Max Hastings was a premier 20th century war correspondent. As a military historian he adds to those writing skills and nose for a story a penetrating grasp of the essential. Three years ago Hastings published his account of the last year of World War II in Europe. He has matched that volume with a history of the last year of the war against Japan.
Part of his story is well known. By January 1945 the American military had shattered the power of Imperial Japan. Yet the Japanese had not the slightest intention of surrendering. Nor did they display any sympathy for the horrors being visited on the civilian population of the Home Islands by B-29 incendiary raids.
Instead, the Japanese generals and admirals assumed Americans could not accept the casualties an invasion of the Home Islands would entail. Correctly assuming the Americans would land on Kyushu, they deployed vast numbers of troops to that southern island. In late May 1945 barely 100,000 soldiers were stationed on Kyushu; by late July there were nearly half a million. Only the dropping of the atomic bombs and consequent threat of absolute destruction ended Japanese militarists’ pretensions that they could preserve their honor by refusing to accept the inevitable defeat.

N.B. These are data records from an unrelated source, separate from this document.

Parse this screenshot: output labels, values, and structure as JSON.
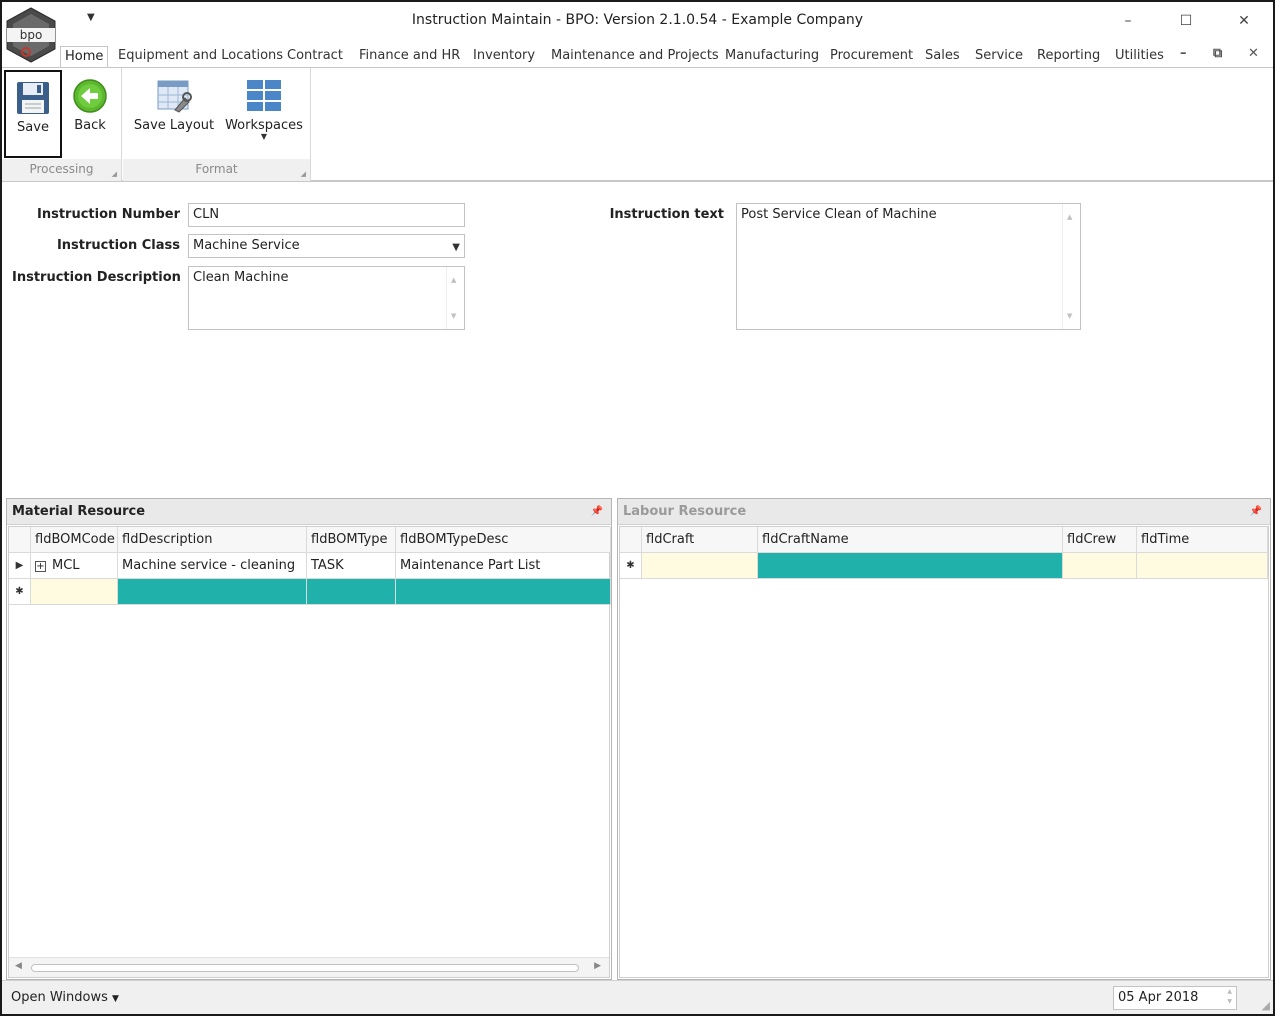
{
  "window": {
    "title": "Instruction Maintain - BPO: Version 2.1.0.54 - Example Company",
    "logo_text": "bpo",
    "minimize": "–",
    "maximize": "☐",
    "close": "✕"
  },
  "ribbon": {
    "tabs": [
      {
        "label": "Home",
        "active": true
      },
      {
        "label": "Equipment and Locations"
      },
      {
        "label": "Contract"
      },
      {
        "label": "Finance and HR"
      },
      {
        "label": "Inventory"
      },
      {
        "label": "Maintenance and Projects"
      },
      {
        "label": "Manufacturing"
      },
      {
        "label": "Procurement"
      },
      {
        "label": "Sales"
      },
      {
        "label": "Service"
      },
      {
        "label": "Reporting"
      },
      {
        "label": "Utilities"
      }
    ],
    "groups": {
      "processing": {
        "label": "Processing",
        "save": "Save",
        "back": "Back"
      },
      "format": {
        "label": "Format",
        "save_layout": "Save Layout",
        "workspaces": "Workspaces"
      }
    },
    "colors": {
      "back_green": "#5cb82e",
      "save_blue": "#3a5f8a"
    }
  },
  "form": {
    "instruction_number": {
      "label": "Instruction Number",
      "value": "CLN"
    },
    "instruction_class": {
      "label": "Instruction Class",
      "value": "Machine Service"
    },
    "instruction_description": {
      "label": "Instruction Description",
      "value": "Clean Machine"
    },
    "instruction_text": {
      "label": "Instruction text",
      "value": "Post Service Clean of Machine"
    }
  },
  "material": {
    "title": "Material Resource",
    "columns": [
      "fldBOMCode",
      "fldDescription",
      "fldBOMType",
      "fldBOMTypeDesc"
    ],
    "rows": [
      {
        "code": "MCL",
        "description": "Machine service - cleaning",
        "type": "TASK",
        "type_desc": "Maintenance Part List"
      }
    ]
  },
  "labour": {
    "title": "Labour Resource",
    "columns": [
      "fldCraft",
      "fldCraftName",
      "fldCrew",
      "fldTime"
    ]
  },
  "status": {
    "open_windows": "Open Windows",
    "date": "05 Apr 2018"
  },
  "accent_color": "#20b2aa"
}
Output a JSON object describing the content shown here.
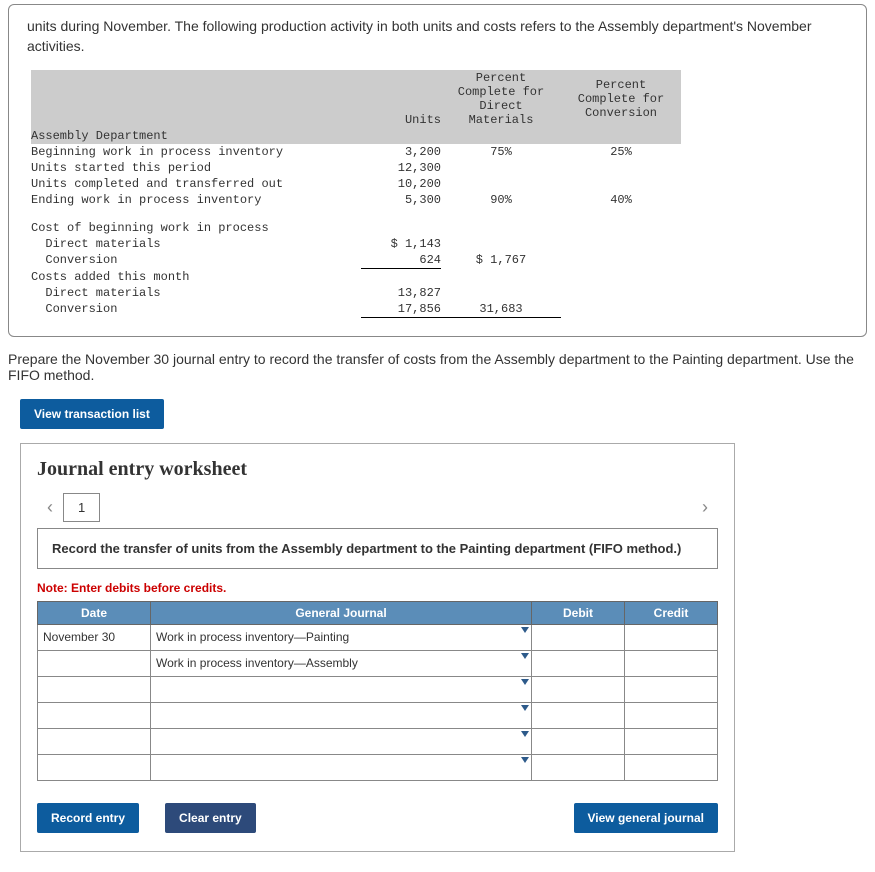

Hastings combines research and multinational interviews with the work of American military historians like Richard Frank and Edward Drea. He then adds a dimension on which few historians of the Pacific Theater, with their American biases, have focused. In addition to the great island-hopping drives of Nimitz and MacArthur, there were other crucial struggles. Field Marshal 1st Viscount Slim’s 14th Army waged a fierce battle against the Japanese in Burma. The Australians grappled with Japanese garrisons in the Dutch East Indies (modern-day Indonesia), while the Japanese conducted their own version of the Eastern Front in China, murdering and abusing the populations of the territories they occupied.
A continuation of the Pacific War would have meant millions of additional casualties—not just American and Japanese but Chinese, Burmese, Malay, Indonesian and others. The fate of Allied POWs would also have been fixed: death by starvation, execution and brutality. Hastings has done a great service with his reminder that the War in the Pacific was not just an American affair with American lives on the line.
Originally published in the April 2008 issue of Military History. To subscribe, click here.